The message: The test of reasonableness allows the law to be flexible, but also creates considerable uncertainty.
The case: The Upper Tribunal has determined whether or not it is reasonable to take into account the financial position of residential lessees before spending money on major works (Garside and Anson v RFYC and Maunder Taylor, 12.09.11).
Under the Landlord and Tenant Act 1985, service charges can only be recovered from residential tenants if they are reasonably incurred and the work is of a reasonable standard.
Where a charge is payable on account, no greater amount than is reasonable can be demanded in advance.
The appellants in this case are lessees of flats in the Frognall Estate on Finchley Road in north-west London. They challenged demands for advance payments for works in the 2009 and 2010 service charge years. The Frognall Estate comprises five blocks with 54 flats and commercial premises at ground level.
It has suffered from a historic lack of maintenance and Maunder Taylor was appointed as manager to arrange the outstanding works.
Taylor estimated that £100,000 should be added to the service charge in 2009 for the works and, after a detailed specification, a further £538,012 was added to the proposed service charge for 2010.
The appellants’ held that it was unreasonable for them to have to pay for the costs of works in bulk and that, to begin with, only the most urgent works should be undertaken so the cost of all the works could be spread. They claimed many of the lessees could not afford to pay for all the works if they were carried out at the same time and would have to sell their flats.

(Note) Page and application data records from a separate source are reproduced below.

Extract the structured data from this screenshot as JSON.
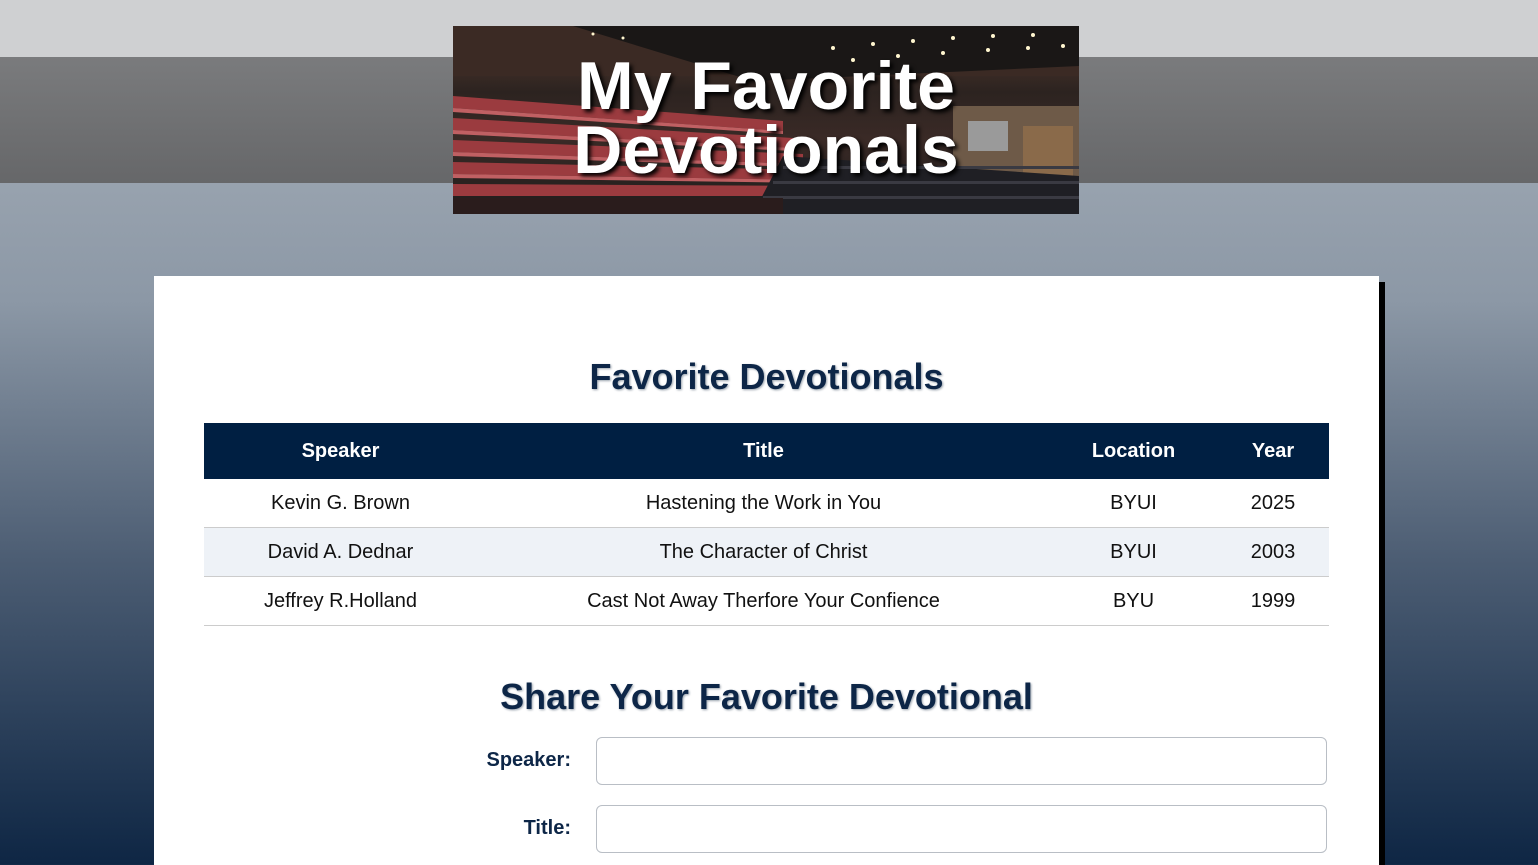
{
  "header": {
    "banner_title_line1": "My Favorite",
    "banner_title_line2": "Devotionals"
  },
  "favorites": {
    "heading": "Favorite Devotionals",
    "columns": [
      "Speaker",
      "Title",
      "Location",
      "Year"
    ],
    "rows": [
      {
        "speaker": "Kevin G. Brown",
        "title": "Hastening the Work in You",
        "location": "BYUI",
        "year": "2025"
      },
      {
        "speaker": "David A. Dednar",
        "title": "The Character of Christ",
        "location": "BYUI",
        "year": "2003"
      },
      {
        "speaker": "Jeffrey R.Holland",
        "title": "Cast Not Away Therfore Your Confience",
        "location": "BYU",
        "year": "1999"
      }
    ]
  },
  "share_form": {
    "heading": "Share Your Favorite Devotional",
    "speaker_label": "Speaker:",
    "speaker_value": "",
    "title_label": "Title:",
    "title_value": ""
  },
  "colors": {
    "header_navy": "#001f42",
    "heading_text": "#0d2647",
    "alt_row": "#eef2f7"
  }
}
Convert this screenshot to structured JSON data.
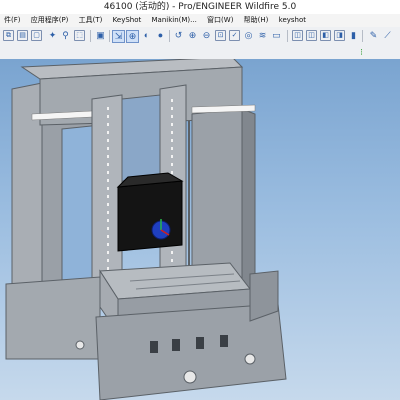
{
  "window": {
    "title": "46100 (活动的) - Pro/ENGINEER Wildfire 5.0"
  },
  "menu": {
    "items": [
      "件(F)",
      "应用程序(P)",
      "工具(T)",
      "KeyShot",
      "Manikin(M)...",
      "窗口(W)",
      "帮助(H)",
      "keyshot"
    ]
  },
  "toolbar": {
    "icons": [
      "copy-icon",
      "paste-icon",
      "page-icon",
      "regenerate-icon",
      "find-icon",
      "select-box-icon",
      "repaint-icon",
      "orient-icon",
      "spin-center-icon",
      "shading-icon",
      "named-views-icon",
      "zoom-in-icon",
      "zoom-out-icon",
      "refit-icon",
      "datum-plane-icon",
      "datum-axis-icon",
      "datum-point-icon",
      "coord-sys-icon",
      "window-icon",
      "view-icon",
      "layer-icon",
      "sketch-icon",
      "annotation-icon",
      "model-tree-icon",
      "feature-icon"
    ]
  },
  "viewport": {
    "content": "3d-machine-model"
  },
  "colors": {
    "background_top": "#7aa4d0",
    "background_bottom": "#c6d9ec",
    "model_gray": "#8e949b",
    "head_black": "#141414",
    "accent_blue": "#1f3fc0"
  }
}
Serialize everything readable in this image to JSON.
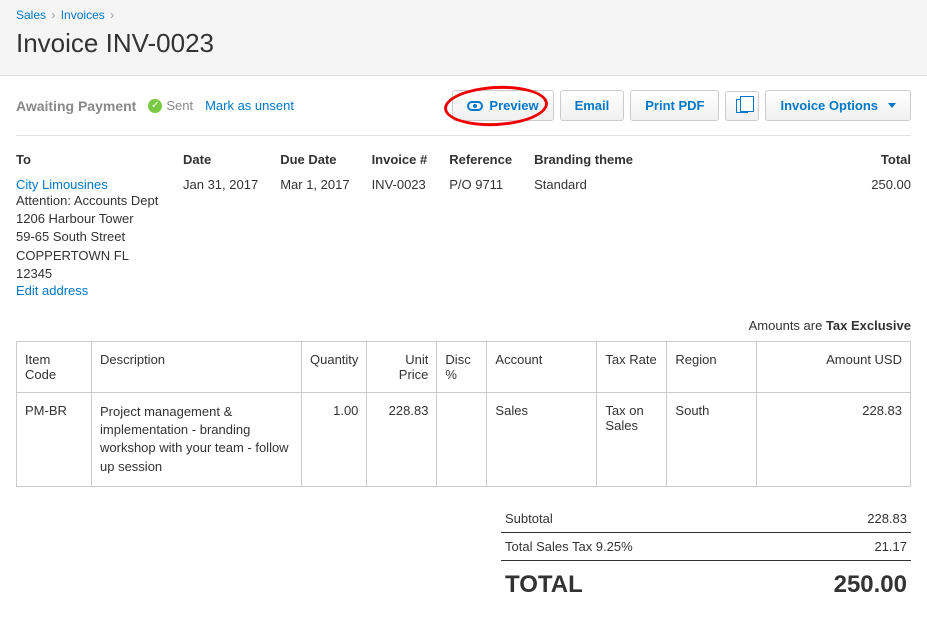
{
  "breadcrumb": {
    "sales": "Sales",
    "invoices": "Invoices"
  },
  "page_title": "Invoice INV-0023",
  "status": {
    "awaiting": "Awaiting Payment",
    "sent": "Sent",
    "mark_unsent": "Mark as unsent"
  },
  "buttons": {
    "preview": "Preview",
    "email": "Email",
    "print_pdf": "Print PDF",
    "invoice_options": "Invoice Options"
  },
  "info": {
    "labels": {
      "to": "To",
      "date": "Date",
      "due_date": "Due Date",
      "invoice_no": "Invoice #",
      "reference": "Reference",
      "branding": "Branding theme",
      "total": "Total"
    },
    "to_name": "City Limousines",
    "attention": "Attention: Accounts Dept",
    "addr1": "1206 Harbour Tower",
    "addr2": "59-65 South Street",
    "addr3": "COPPERTOWN FL 12345",
    "edit_address": "Edit address",
    "date": "Jan 31, 2017",
    "due_date": "Mar 1, 2017",
    "invoice_no": "INV-0023",
    "reference": "P/O 9711",
    "branding": "Standard",
    "total": "250.00"
  },
  "amounts_prefix": "Amounts are ",
  "amounts_type": "Tax Exclusive",
  "table": {
    "headers": {
      "item_code": "Item Code",
      "description": "Description",
      "quantity": "Quantity",
      "unit_price": "Unit Price",
      "disc": "Disc %",
      "account": "Account",
      "tax_rate": "Tax Rate",
      "region": "Region",
      "amount": "Amount USD"
    },
    "row": {
      "item_code": "PM-BR",
      "description": "Project management & implementation - branding workshop with your team - follow up session",
      "quantity": "1.00",
      "unit_price": "228.83",
      "disc": "",
      "account": "Sales",
      "tax_rate": "Tax on Sales",
      "region": "South",
      "amount": "228.83"
    }
  },
  "totals": {
    "subtotal_label": "Subtotal",
    "subtotal": "228.83",
    "tax_label": "Total Sales Tax 9.25%",
    "tax": "21.17",
    "total_label": "TOTAL",
    "total": "250.00"
  }
}
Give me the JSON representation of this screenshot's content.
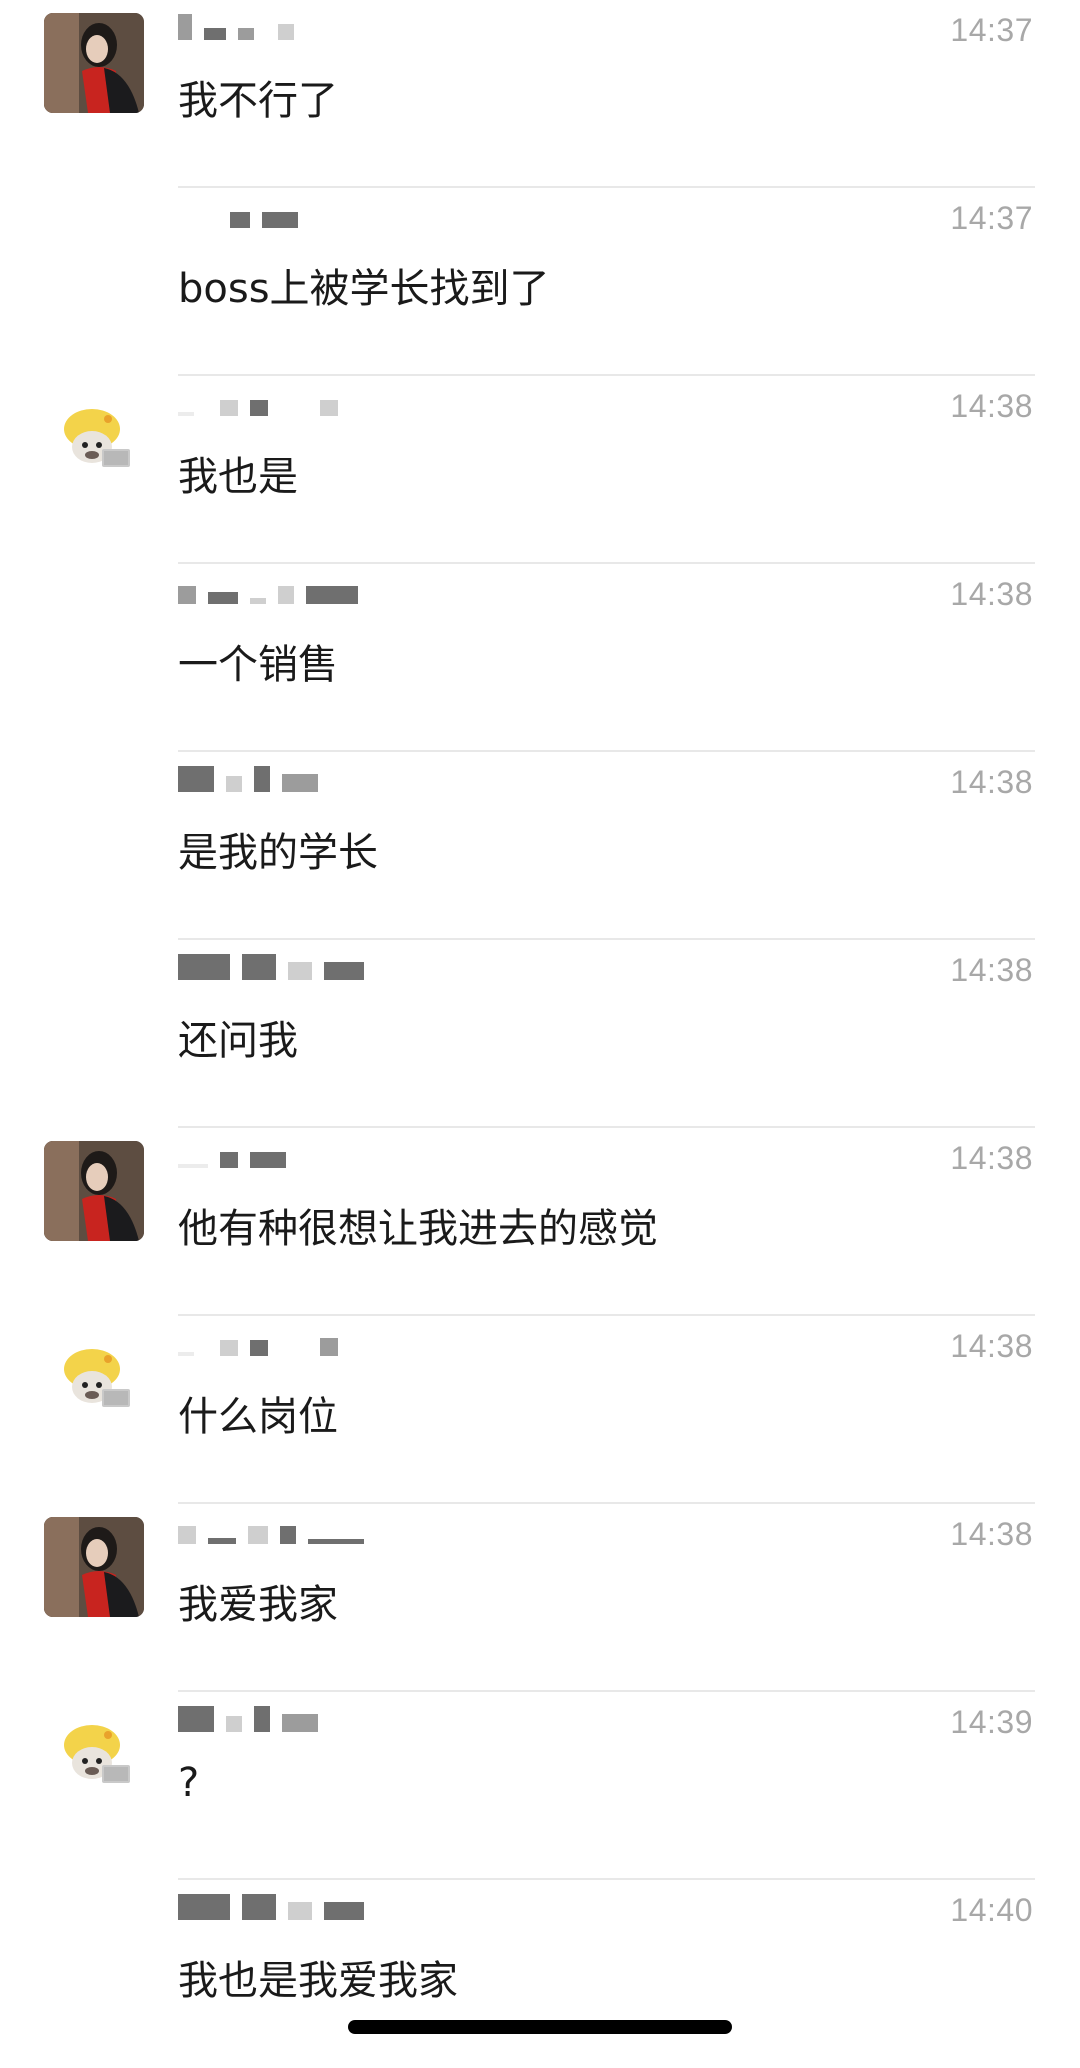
{
  "messages": [
    {
      "avatar": "girl-red-scarf-avatar",
      "time": "14:37",
      "text": "我不行了"
    },
    {
      "avatar": "",
      "time": "14:37",
      "text": "boss上被学长找到了"
    },
    {
      "avatar": "duck-hat-cat-avatar",
      "time": "14:38",
      "text": "我也是"
    },
    {
      "avatar": "",
      "time": "14:38",
      "text": "一个销售"
    },
    {
      "avatar": "",
      "time": "14:38",
      "text": "是我的学长"
    },
    {
      "avatar": "",
      "time": "14:38",
      "text": "还问我"
    },
    {
      "avatar": "girl-red-scarf-avatar",
      "time": "14:38",
      "text": "他有种很想让我进去的感觉"
    },
    {
      "avatar": "duck-hat-cat-avatar",
      "time": "14:38",
      "text": "什么岗位"
    },
    {
      "avatar": "girl-red-scarf-avatar",
      "time": "14:38",
      "text": "我爱我家"
    },
    {
      "avatar": "duck-hat-cat-avatar",
      "time": "14:39",
      "text": "?"
    },
    {
      "avatar": "",
      "time": "14:40",
      "text": "我也是我爱我家"
    }
  ],
  "colors": {
    "time_text": "#a8a8a8",
    "message_text": "#1a1a1a",
    "divider": "#e8e8e8",
    "scarf_red": "#c8241f",
    "duck_hat_yellow": "#f3d34a"
  }
}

The first hearing at the Leasehold Valuation Tribunal found that the question of the reasonableness of the costs did not require consideration of the ability to pay and it was reasonable for lessees to pay all sums in advance.
At the Upper Tribunal, the appellants argued that there were two questions in determining whether service charge costs were reasonable: first, was the action being taken reasonable; and second, were the costs reasonable?
They contended that there was no restriction on the factors that can be taken into account when judging reasonableness and, in line with previous cases, argued for a broad, commonsense meaning and flexible approach that takes into account all relevant circumstances.
The respondents argued that the legislation did not intend to require landlords to make enquiries into the means of their lessees. If landlords had to consider the financial impact and balance the needs of different lessees, some of which would want repairs carried out urgently, it would create an unworkable burden.
The Upper Tribunal noted that there was nothing unusual about spreading service charge costs and, in fact, the respondents had put off non-urgent works.
Rather than having to enquire about their lessees’ financial position, landlords should have regard to charges in previous years and seek to maintain some consistency. In this case, the sum demanded for 2010 was 10 times the 2007 charge and five times the 2009 charge.
Given that leases generally provide for sinking or reserve funds to seek to spread the costs, and that lessees cannot be expected to meet substantial service charge fluctuations, the Upper Tribunal held that the spreading of costs was a factor to be taken into account when deciding reasonableness.
The concept of reasonableness allows the law to respond appropriately to each case on its own facts. In this case, the financial impact on lessees was a consideration a landlord has to take into account in undertaking major works.
Problems can be limited by good management and by building up reserve funds but even these may be inadequate. Nevertheless, landlords need to take into account the lessees’ interests.
Summing up: Garside and Anson v RFYC and Maunder Taylor
- Residents claimed the large sum added to the service charge was unfair.
- The court said lessees should not be faced with big fluctuations like this.
- Landlords should work out reasonableness based on charges in previous years
First seen in Property Week, 14 October 2011.